Eli Manning explains why he likes to keep charity work low-key
Eli Manning will be in Santa Clara, Calif., for Super Bowl 50 as one of the three finalists for the Walter Payton Man of the Year Award. The New York Giants quarterback has developed a sterling reputation throughout his NFL career for his many charitable endeavors, and he admits he’s proud to be recognized for it through his nomination for the award.
But he insists he prefers to keep his many charity appearances more low key, and he has a noble reason for it.
He does it for the kids.
Manning says he rarely schedules his visits in advance when he plans to visit Hackensack University Medical Center, which is affiliated with a program called “Tackle Kids Cancer.” And while the Giants want him recognized for his efforts and suggest sending along a camera crew, he refuses, saying he’s not doing these things “for show.”
“They need footage and I don’t want that, that’s not the point,” he said. “I’m not doing it to try to get an award, that’s not what I’m up for.”
Speaking on a conference call to discuss being named one of the finalists for the coveted award, Manning explained why he prefers to be more low key when making an unscheduled appearance.
“Sometimes you walk into the room and an eight-year old boy sees a camera, he’s not going to say anything, he said, via NJ.com. “He’s nervous, he doesn’t feel well, that’s not what he wants.
“I really would rather go in and just have a conversation or have a talk or see if I can lift his spirits and get him to laugh.

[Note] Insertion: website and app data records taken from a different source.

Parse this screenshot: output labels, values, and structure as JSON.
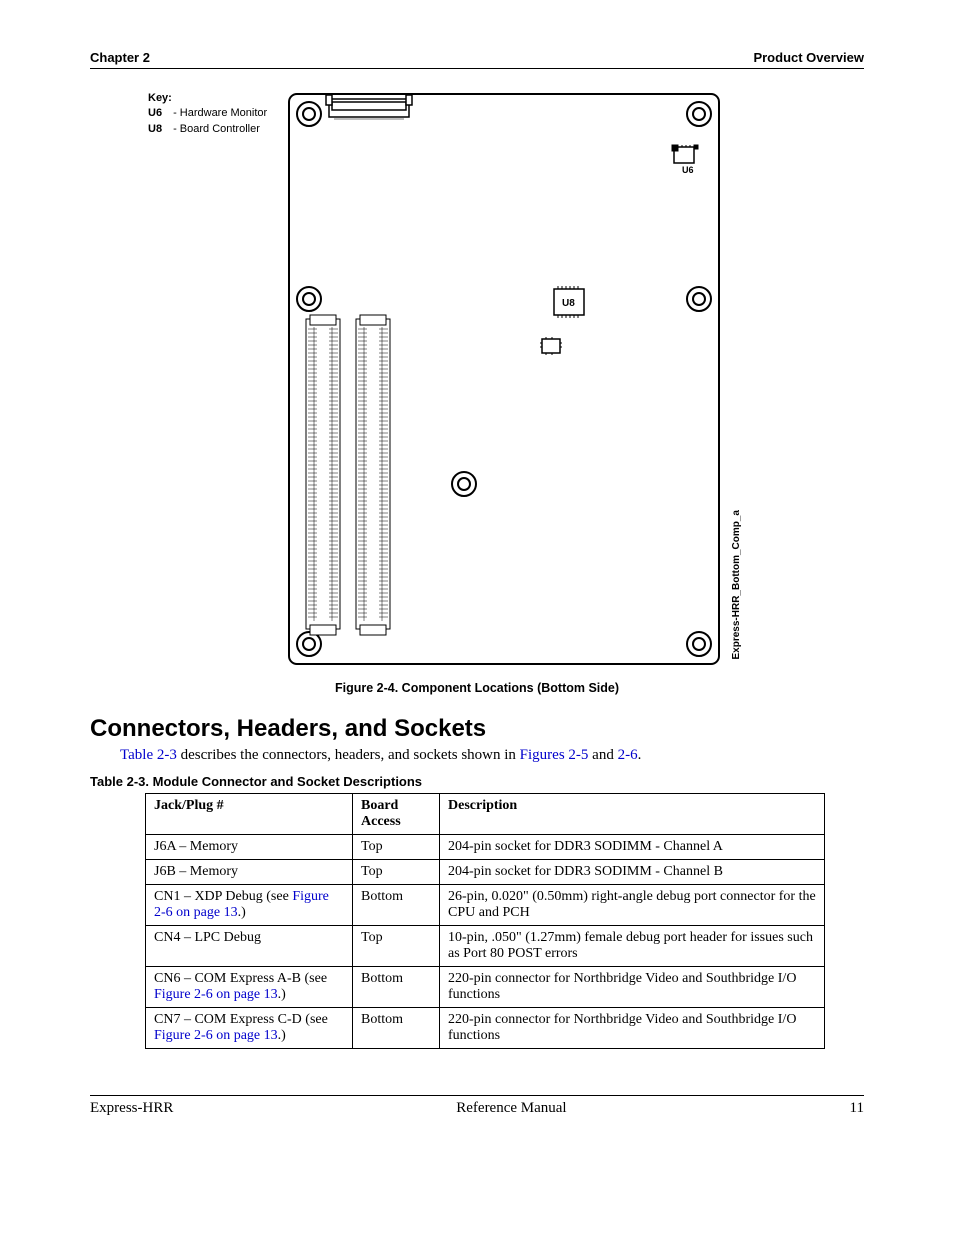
{
  "header": {
    "left": "Chapter 2",
    "right": "Product Overview"
  },
  "figure": {
    "key_title": "Key:",
    "key_items": [
      {
        "id": "U6",
        "desc": "- Hardware Monitor"
      },
      {
        "id": "U8",
        "desc": "- Board Controller"
      }
    ],
    "chip_u6": "U6",
    "chip_u8": "U8",
    "side_label": "Express-HRR_Bottom_Comp_a",
    "caption": "Figure  2-4.   Component Locations (Bottom Side)"
  },
  "section_title": "Connectors, Headers, and Sockets",
  "intro": {
    "pre": "",
    "link1": "Table 2-3",
    "mid": " describes the connectors, headers, and sockets shown in ",
    "link2": "Figures 2-5",
    "mid2": " and ",
    "link3": "2-6",
    "post": "."
  },
  "table": {
    "caption": "Table 2-3.   Module Connector and Socket Descriptions",
    "headers": [
      "Jack/Plug #",
      "Board Access",
      "Description"
    ],
    "rows": [
      {
        "col1_plain": "J6A – Memory",
        "col1_link": "",
        "col1_post": "",
        "col2": "Top",
        "col3": "204-pin socket for DDR3 SODIMM - Channel A"
      },
      {
        "col1_plain": "J6B – Memory",
        "col1_link": "",
        "col1_post": "",
        "col2": "Top",
        "col3": "204-pin socket for DDR3 SODIMM - Channel B"
      },
      {
        "col1_plain": "CN1 – XDP Debug (see ",
        "col1_link": "Figure 2-6 on page 13",
        "col1_post": ".)",
        "col2": "Bottom",
        "col3": "26-pin, 0.020\" (0.50mm) right-angle debug port connector for the CPU and PCH"
      },
      {
        "col1_plain": "CN4 – LPC Debug",
        "col1_link": "",
        "col1_post": "",
        "col2": "Top",
        "col3": "10-pin, .050\" (1.27mm) female debug port header for issues such as Port 80 POST errors"
      },
      {
        "col1_plain": "CN6 – COM Express A-B (see ",
        "col1_link": "Figure 2-6 on page 13",
        "col1_post": ".)",
        "col2": "Bottom",
        "col3": "220-pin connector for Northbridge Video and Southbridge I/O functions"
      },
      {
        "col1_plain": "CN7 – COM Express C-D (see ",
        "col1_link": "Figure 2-6 on page 13",
        "col1_post": ".)",
        "col2": "Bottom",
        "col3": "220-pin connector for Northbridge Video and Southbridge I/O functions"
      }
    ]
  },
  "footer": {
    "left": "Express-HRR",
    "center": "Reference Manual",
    "right": "11"
  }
}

If he’s excited—if he is Giants fan or fan of me, let him show that excitement rather than be nervous for that environment.”
Manning has received his fair share of criticism at times — despite winning two Super Bowls — for his play on the field. But he deserves all the credit fans can muster for the character and class he shows off of it.